The Welsh Government is raising the threshold on Land Transaction Tax

Finance Minister Rebecca Evans MS and houses stockshot
In her statement, Ms Evans condemned the financial changes announced last week by Chancellor of the Exchequer Kwasi Kwarteng. Credit: PA

People purchasing homes worth up to £225,000 will not have to pay tax, the Welsh Government has announced.

Finance and local government minister Rebecca Evans raised the threshold on the Welsh version of stamp duty, Land Transaction Tax. It comes following last week's UK 'mini-budget'.

From October 10 the threshold for the tax will rise from £180,000 but there will also be a small increase in the rate of the tax for homes that cost more than £345,000. The minister said two thirds of homebuyers would not pay tax on their purchase.

In her statement, Ms Evans condemned the financial changes announced last week by Chancellor of the Exchequer Kwasi Kwarteng. She called it "one of the most consequential, divisive and regressive sets of fiscal changes ever set out by any UK Government".

The pound fell to its lowest level against the dollar since decimalisation in 1971 on Monday morning. Credit: PA Images.

"The package was deeply unfair and morally indefensible," she said. "It completely failed to target urgent and meaningful support to vulnerable households impacted by the cost-of-living crisis, and left public services, currently stretched beyond any recent experience by inflation, without the critical additional funding that they need this winter.

"Through his statement, the Chancellor ignored all of this and instead prioritised tax cuts for the rich, unlimited bonuses for bankers, and protected the profits of big energy companies. It will have significant economic and social consequences and will cost individuals and families in Wales dearly."
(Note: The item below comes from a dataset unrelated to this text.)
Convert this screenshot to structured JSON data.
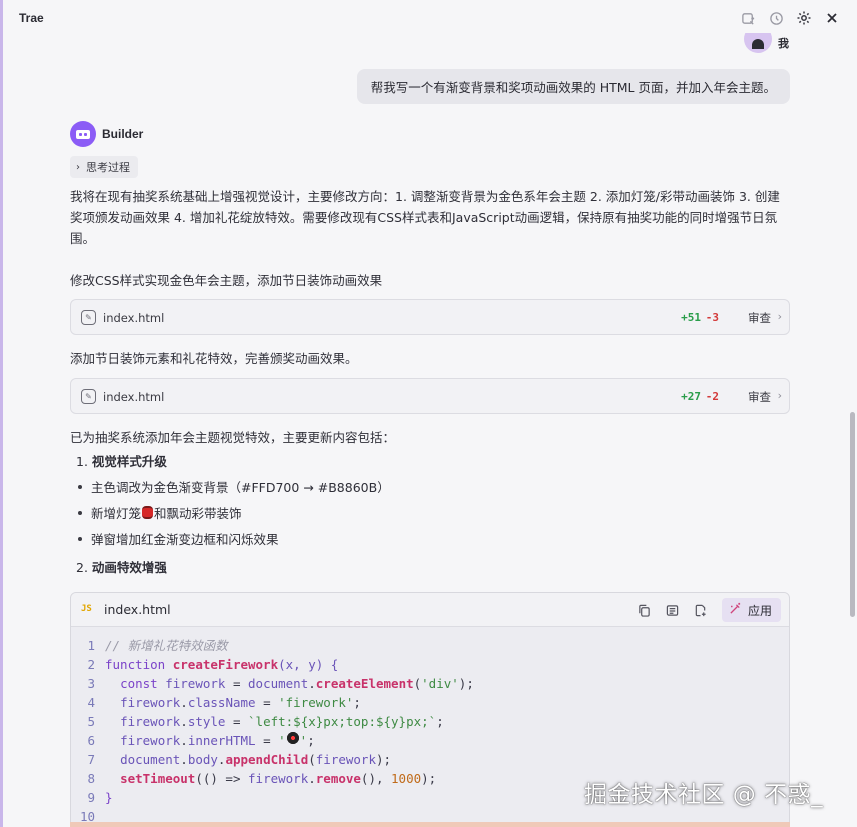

Ms Evans said the UK Government should have offered people more support through welfare benefits and housing - funded through a windfall tax on energy firms. "Instead, the Chancellor has chosen to drastically increase public borrowing, leaving lower income households to shoulder the impact for years to come," she said.

"The statement failed to set out a comprehensive vision for investment to boost economic growth, improve our energy security for the future and address the climate emergency."

She told the Senedd the Welsh Government was opposed to the abolition of the 45% tax rate on annual incomes above £150,000 and had no warning of the change. "At a time when it is those on the lower end of the pay scale that are suffering the most, this is a shocking policy to introduce."

The Welsh Conservatives said that although the tax cut was welcome, it did not go far enough.

Finance spokesman Peter Fox said: "Last week the UK Conservative Government took bold and decisive action to put aspiration, opportunity and growth at the heart of the economy. House prices in Wales have now hit £240,000, yet the Labour Government in Cardiff Bay is firmly slamming the door in the faces of first-time buyers by refusing to provide specific support for them."

Plaid Cymru's finance spokesman Llyr Gruffydd called for a "real fundamental overhaul of the fiscal powers that are devolved to Wales. He said: "The current fiscal framework isn't fit for purpose and it really exposes how weak Wales's hand is when it comes to protecting the people of Wales from this kind of Tory onslaught on our most vulnerable and our poorest citizens."